“I BELIEVE THAT MEETINGS, because they promote the free exchange of information, are absolutely critical to our suc cess as a country. For that reason alone, I think membership in associations should be tax-deductible.”
Thus spake the new chairman of the Professional Convention Management, John Lisack Jr., CAE, at PCMA's annual meeting, January 5 to 8, at the Anaheim Convention Center. The event drew nearly 2,500 registrants — about 500 more than in 2001.
Lisack, executive director of the American Society of Plant Biologists, said one of his missions during his year-long tenure is to encourage the involvement of CEOs in meetings. “I consider it irresponsible for any CEO not to be engaged in the group's convention. These events are just too important to the bottom line.”
And meetings are increasingly important to hotels' bottom lines, reported keynote speaker Bjorn Hanson, a noted lodging analyst with PriceWaterhouseCoopers.

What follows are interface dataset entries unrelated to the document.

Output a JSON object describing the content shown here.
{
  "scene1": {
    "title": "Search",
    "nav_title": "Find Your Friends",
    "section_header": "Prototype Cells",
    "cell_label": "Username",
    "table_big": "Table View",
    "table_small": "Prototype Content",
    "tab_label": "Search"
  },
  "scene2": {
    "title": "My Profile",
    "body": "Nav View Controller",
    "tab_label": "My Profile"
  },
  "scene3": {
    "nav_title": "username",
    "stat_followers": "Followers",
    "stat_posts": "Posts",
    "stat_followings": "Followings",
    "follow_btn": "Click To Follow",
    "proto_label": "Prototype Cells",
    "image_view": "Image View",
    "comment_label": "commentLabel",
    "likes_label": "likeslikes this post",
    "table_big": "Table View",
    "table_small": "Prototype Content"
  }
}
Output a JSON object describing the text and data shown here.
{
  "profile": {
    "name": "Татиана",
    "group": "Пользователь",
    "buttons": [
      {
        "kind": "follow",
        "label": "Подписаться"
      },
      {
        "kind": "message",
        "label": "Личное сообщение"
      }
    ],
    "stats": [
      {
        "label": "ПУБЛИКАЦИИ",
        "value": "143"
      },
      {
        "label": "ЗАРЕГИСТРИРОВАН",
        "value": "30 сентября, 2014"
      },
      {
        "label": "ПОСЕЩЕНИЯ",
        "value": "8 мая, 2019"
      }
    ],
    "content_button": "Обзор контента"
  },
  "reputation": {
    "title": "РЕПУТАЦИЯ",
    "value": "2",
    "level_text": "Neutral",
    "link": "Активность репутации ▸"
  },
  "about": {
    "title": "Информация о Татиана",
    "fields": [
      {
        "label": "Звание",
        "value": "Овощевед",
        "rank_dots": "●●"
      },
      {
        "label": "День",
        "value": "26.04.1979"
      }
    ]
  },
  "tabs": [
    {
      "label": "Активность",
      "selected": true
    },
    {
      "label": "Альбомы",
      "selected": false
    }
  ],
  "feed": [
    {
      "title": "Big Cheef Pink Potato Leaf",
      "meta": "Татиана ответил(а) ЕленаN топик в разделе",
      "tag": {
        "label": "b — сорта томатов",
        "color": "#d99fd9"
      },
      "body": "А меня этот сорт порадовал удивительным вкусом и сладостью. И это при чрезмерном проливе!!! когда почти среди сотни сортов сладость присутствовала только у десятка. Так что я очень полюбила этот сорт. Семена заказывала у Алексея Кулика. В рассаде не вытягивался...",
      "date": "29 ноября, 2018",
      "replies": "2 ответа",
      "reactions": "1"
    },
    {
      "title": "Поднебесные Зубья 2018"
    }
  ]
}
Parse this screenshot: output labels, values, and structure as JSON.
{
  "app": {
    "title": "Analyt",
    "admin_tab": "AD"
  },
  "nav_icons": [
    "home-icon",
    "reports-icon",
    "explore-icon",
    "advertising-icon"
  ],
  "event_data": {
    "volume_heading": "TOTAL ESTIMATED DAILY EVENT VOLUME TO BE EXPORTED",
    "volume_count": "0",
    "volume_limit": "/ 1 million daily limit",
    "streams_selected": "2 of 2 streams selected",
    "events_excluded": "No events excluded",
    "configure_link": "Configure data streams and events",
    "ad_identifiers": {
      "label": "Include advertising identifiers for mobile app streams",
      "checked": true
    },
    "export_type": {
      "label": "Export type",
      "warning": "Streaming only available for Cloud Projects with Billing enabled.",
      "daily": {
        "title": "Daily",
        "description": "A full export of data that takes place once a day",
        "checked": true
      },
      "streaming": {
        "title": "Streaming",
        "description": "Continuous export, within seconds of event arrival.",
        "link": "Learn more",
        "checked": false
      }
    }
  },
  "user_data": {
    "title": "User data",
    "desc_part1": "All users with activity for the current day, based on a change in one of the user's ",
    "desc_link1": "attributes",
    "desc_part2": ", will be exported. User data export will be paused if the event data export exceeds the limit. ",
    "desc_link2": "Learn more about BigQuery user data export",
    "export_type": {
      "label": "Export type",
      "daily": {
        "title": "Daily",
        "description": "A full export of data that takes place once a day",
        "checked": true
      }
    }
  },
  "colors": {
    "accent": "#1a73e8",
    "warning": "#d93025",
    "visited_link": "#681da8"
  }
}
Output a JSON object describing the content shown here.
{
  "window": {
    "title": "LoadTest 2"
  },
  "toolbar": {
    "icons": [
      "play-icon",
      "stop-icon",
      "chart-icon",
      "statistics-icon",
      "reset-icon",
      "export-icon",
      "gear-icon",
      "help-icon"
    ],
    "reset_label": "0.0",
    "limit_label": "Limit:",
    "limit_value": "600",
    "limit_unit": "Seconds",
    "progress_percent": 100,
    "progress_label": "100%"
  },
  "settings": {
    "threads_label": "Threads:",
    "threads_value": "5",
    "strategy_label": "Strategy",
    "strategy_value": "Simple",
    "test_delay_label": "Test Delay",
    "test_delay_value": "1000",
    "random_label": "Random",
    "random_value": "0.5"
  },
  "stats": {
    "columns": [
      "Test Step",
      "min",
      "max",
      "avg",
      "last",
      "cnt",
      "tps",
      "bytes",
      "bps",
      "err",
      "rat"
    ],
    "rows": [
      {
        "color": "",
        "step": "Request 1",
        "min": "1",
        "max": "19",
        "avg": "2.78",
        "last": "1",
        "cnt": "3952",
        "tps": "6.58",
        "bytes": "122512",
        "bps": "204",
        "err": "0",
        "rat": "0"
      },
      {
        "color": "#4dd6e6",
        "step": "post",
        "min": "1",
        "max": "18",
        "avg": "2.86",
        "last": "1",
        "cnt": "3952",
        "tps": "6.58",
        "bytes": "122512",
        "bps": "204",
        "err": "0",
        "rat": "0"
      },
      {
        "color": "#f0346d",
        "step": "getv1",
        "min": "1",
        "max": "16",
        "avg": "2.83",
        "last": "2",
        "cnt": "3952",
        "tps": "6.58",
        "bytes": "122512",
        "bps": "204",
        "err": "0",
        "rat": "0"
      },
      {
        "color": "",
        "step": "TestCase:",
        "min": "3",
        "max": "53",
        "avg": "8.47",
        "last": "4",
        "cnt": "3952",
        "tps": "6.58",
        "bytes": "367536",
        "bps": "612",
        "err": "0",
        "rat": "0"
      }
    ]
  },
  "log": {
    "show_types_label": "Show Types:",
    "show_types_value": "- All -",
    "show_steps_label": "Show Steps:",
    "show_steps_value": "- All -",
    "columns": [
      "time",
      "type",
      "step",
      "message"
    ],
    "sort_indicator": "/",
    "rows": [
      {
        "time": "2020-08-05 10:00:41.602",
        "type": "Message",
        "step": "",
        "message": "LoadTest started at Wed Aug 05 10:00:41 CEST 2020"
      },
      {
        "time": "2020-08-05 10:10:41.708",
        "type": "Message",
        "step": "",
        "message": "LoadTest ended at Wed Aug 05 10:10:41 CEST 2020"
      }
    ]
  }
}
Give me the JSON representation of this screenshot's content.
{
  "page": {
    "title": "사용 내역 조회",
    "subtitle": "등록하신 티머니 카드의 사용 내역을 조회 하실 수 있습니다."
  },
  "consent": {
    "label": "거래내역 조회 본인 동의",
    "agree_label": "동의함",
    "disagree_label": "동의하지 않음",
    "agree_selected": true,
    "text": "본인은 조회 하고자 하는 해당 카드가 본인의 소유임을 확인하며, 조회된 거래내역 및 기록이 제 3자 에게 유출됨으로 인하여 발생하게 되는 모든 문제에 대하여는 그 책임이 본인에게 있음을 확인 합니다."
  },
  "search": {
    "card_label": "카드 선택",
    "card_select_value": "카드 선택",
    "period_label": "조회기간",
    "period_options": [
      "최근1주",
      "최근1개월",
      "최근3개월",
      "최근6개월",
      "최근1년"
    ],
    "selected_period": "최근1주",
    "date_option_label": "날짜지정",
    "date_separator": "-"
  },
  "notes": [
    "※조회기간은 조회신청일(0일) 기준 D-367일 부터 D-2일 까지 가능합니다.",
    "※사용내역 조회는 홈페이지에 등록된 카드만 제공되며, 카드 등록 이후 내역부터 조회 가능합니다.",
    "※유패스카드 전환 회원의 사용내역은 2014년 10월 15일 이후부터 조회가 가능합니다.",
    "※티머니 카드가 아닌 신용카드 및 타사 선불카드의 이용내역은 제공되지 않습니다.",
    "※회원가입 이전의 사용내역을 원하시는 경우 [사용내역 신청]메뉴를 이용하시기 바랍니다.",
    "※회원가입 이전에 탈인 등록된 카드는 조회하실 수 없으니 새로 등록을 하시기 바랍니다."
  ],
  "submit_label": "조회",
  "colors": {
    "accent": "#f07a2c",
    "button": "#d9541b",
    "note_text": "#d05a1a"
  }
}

Hanson said that group business accounted for 27 percent of profits at full-service hotels in 2002 — up from 20 percent in 2000. In fact, in many major cities last year, the group rate was higher than transient rates. (Hanson's full report is available at www.lodgingresearch.com.)
PCMA also released a survey on housing issues in which 40 percent of the 650 association planners surveyed were most concerned aboutpenalties, while 25 percent said their biggest concern was attendees booking outside the block.